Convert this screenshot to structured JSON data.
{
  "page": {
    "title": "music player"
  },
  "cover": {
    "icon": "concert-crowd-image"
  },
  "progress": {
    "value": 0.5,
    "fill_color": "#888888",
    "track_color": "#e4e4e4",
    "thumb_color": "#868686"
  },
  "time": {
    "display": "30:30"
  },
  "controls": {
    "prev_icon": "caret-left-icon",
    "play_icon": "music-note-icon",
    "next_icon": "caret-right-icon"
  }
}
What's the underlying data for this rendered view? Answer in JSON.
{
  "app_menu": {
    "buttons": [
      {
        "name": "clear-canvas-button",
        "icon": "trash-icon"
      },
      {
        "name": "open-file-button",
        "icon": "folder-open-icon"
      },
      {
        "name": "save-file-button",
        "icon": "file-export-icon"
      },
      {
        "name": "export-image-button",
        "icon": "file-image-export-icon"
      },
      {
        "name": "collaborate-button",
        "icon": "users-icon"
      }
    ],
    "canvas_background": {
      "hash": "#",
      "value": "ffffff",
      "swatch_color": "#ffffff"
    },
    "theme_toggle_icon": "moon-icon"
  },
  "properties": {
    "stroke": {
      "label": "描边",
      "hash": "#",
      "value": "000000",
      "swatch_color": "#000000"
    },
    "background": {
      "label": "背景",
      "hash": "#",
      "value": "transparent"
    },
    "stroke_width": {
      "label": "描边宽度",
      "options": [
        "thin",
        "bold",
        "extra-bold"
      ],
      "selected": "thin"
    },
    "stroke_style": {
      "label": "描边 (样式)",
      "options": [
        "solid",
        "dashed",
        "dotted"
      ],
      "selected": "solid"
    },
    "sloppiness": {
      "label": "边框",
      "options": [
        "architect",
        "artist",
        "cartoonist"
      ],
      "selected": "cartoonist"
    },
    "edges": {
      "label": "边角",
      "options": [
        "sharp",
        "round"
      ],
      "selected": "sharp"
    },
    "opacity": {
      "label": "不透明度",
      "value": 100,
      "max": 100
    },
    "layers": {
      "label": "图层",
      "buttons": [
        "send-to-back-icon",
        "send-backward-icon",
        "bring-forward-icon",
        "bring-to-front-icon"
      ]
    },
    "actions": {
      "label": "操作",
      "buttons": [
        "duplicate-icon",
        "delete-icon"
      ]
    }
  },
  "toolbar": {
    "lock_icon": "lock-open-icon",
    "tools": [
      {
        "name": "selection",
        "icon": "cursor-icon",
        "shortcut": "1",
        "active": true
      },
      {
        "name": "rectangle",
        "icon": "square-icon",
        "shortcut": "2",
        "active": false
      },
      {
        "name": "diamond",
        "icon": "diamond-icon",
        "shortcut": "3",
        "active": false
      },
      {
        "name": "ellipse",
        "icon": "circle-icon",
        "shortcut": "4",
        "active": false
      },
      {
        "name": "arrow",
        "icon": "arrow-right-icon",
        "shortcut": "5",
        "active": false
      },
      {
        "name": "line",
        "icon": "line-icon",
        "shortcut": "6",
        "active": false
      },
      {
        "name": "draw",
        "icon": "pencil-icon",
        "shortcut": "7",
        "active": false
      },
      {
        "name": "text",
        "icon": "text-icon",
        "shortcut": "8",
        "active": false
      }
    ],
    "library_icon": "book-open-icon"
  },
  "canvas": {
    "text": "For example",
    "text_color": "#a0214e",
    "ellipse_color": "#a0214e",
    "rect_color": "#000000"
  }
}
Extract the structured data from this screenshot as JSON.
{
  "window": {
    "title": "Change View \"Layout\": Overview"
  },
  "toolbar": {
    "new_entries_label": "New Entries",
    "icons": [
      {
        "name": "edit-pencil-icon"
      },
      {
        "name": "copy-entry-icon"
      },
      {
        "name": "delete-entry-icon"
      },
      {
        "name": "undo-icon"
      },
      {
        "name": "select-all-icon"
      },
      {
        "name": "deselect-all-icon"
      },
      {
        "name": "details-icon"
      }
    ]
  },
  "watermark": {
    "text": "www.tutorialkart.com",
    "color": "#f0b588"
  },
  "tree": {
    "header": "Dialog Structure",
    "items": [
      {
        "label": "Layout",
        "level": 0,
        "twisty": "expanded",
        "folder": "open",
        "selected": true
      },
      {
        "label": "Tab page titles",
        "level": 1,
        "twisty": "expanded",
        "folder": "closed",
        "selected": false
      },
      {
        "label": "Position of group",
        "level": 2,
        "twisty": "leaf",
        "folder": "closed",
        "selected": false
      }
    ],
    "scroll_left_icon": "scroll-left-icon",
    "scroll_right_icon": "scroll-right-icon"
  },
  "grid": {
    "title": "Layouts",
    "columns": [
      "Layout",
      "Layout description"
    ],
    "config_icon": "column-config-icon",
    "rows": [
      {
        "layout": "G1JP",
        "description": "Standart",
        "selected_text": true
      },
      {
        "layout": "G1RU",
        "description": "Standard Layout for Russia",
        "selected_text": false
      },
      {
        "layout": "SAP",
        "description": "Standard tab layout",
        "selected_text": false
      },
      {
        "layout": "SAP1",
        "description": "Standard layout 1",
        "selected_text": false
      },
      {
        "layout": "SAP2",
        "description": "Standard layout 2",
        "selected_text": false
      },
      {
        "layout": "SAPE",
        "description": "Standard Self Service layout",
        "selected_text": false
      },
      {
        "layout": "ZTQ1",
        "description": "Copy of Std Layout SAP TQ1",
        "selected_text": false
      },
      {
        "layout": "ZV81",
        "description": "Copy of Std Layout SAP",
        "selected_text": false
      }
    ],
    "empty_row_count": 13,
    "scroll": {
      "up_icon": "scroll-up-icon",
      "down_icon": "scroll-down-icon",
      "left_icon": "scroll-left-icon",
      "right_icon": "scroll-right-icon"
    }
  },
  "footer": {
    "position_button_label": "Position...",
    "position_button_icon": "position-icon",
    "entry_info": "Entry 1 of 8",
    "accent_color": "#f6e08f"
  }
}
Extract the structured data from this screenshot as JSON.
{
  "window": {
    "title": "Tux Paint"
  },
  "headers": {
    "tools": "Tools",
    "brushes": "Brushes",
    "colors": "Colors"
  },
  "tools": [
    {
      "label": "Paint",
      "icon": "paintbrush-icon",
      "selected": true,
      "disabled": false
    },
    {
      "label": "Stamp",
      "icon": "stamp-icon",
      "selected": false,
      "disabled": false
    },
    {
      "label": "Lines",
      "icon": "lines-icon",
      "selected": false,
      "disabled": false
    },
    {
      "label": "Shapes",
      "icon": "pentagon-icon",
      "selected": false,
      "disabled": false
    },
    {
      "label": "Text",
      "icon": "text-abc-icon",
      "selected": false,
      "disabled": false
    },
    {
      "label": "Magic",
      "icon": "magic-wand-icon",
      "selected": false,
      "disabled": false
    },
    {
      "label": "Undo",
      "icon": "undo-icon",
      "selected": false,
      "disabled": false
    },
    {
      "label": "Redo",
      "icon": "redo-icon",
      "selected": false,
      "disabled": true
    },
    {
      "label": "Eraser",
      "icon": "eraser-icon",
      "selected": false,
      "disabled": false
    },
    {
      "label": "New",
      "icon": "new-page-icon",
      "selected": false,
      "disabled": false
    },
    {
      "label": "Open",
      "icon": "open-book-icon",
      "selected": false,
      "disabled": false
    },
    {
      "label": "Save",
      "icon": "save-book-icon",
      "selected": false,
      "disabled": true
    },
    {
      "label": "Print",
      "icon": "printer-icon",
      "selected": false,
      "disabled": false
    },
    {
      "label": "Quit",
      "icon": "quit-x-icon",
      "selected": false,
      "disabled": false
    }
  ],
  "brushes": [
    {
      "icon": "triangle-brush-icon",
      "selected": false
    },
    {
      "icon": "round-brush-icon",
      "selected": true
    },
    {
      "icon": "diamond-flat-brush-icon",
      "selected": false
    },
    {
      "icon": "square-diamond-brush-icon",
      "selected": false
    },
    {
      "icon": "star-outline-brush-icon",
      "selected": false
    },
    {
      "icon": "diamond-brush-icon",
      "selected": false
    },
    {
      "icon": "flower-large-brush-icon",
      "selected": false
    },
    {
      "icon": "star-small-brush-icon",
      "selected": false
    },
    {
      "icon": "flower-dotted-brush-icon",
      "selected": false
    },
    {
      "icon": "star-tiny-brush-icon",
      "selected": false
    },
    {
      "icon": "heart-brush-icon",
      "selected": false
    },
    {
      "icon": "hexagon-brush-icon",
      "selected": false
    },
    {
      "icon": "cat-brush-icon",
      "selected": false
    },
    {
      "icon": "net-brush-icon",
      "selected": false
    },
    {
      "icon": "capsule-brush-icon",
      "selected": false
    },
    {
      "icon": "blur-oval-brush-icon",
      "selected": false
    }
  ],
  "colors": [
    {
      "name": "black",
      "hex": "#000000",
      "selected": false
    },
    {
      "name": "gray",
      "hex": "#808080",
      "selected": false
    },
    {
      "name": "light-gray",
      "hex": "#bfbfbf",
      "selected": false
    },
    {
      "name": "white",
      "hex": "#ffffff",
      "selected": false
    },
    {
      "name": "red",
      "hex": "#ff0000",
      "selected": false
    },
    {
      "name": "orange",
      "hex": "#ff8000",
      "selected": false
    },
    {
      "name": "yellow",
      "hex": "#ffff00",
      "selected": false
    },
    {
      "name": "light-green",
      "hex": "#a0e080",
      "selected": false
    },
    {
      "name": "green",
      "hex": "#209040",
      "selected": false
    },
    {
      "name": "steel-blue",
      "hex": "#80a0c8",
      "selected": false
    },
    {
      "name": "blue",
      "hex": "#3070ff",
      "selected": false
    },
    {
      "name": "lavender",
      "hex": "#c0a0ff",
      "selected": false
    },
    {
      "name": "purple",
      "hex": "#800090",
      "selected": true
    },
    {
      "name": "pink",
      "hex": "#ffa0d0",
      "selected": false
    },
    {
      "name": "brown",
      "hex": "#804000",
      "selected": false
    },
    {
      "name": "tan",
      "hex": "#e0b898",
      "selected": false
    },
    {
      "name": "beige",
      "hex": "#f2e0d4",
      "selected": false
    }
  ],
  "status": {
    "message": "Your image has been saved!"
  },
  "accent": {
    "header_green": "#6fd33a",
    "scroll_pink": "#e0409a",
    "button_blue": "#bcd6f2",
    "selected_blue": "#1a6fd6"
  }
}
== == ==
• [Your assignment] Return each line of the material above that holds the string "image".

• [Solution below]
    "icon": "concert-crowd-image"
        "name": "export-image-button",
        "icon": "file-image-export-icon"
    "message": "Your image has been saved!"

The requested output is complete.